Data for analysis: Begin
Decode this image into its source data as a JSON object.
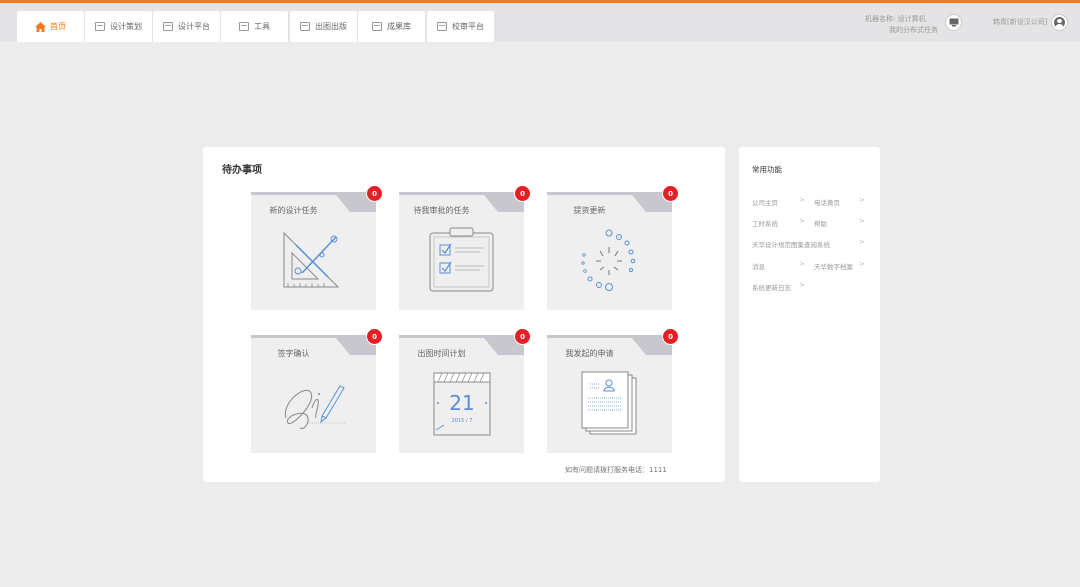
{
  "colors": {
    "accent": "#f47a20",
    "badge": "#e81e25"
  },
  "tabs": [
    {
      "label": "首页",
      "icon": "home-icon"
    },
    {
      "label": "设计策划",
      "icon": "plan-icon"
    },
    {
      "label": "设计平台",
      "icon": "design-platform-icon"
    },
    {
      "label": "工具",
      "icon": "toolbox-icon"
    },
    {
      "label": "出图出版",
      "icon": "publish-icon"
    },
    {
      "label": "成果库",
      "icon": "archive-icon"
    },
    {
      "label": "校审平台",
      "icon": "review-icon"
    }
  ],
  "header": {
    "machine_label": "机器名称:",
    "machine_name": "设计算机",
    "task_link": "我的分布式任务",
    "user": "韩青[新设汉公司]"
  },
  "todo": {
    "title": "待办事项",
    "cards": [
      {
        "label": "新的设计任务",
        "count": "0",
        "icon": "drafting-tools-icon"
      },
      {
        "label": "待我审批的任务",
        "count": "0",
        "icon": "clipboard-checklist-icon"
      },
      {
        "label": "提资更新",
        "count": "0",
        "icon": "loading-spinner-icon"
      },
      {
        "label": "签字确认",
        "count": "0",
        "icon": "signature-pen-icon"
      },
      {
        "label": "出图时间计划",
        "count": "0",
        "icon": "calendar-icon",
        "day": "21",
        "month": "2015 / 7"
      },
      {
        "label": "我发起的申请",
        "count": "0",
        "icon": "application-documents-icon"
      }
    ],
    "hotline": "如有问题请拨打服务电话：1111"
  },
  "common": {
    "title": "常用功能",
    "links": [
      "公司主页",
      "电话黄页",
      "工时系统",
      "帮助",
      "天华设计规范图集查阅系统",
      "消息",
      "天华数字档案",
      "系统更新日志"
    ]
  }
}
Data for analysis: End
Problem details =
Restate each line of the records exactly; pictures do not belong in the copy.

Response =
Decode this image into its source data as a JSON object.
{
  "colors": {
    "accent": "#f47a20",
    "badge": "#e81e25"
  },
  "tabs": [
    {
      "label": "首页",
      "icon": "home-icon"
    },
    {
      "label": "设计策划",
      "icon": "plan-icon"
    },
    {
      "label": "设计平台",
      "icon": "design-platform-icon"
    },
    {
      "label": "工具",
      "icon": "toolbox-icon"
    },
    {
      "label": "出图出版",
      "icon": "publish-icon"
    },
    {
      "label": "成果库",
      "icon": "archive-icon"
    },
    {
      "label": "校审平台",
      "icon": "review-icon"
    }
  ],
  "header": {
    "machine_label": "机器名称:",
    "machine_name": "设计算机",
    "task_link": "我的分布式任务",
    "user": "韩青[新设汉公司]"
  },
  "todo": {
    "title": "待办事项",
    "cards": [
      {
        "label": "新的设计任务",
        "count": "0",
        "icon": "drafting-tools-icon"
      },
      {
        "label": "待我审批的任务",
        "count": "0",
        "icon": "clipboard-checklist-icon"
      },
      {
        "label": "提资更新",
        "count": "0",
        "icon": "loading-spinner-icon"
      },
      {
        "label": "签字确认",
        "count": "0",
        "icon": "signature-pen-icon"
      },
      {
        "label": "出图时间计划",
        "count": "0",
        "icon": "calendar-icon",
        "day": "21",
        "month": "2015 / 7"
      },
      {
        "label": "我发起的申请",
        "count": "0",
        "icon": "application-documents-icon"
      }
    ],
    "hotline": "如有问题请拨打服务电话：1111"
  },
  "common": {
    "title": "常用功能",
    "links": [
      "公司主页",
      "电话黄页",
      "工时系统",
      "帮助",
      "天华设计规范图集查阅系统",
      "消息",
      "天华数字档案",
      "系统更新日志"
    ]
  }
}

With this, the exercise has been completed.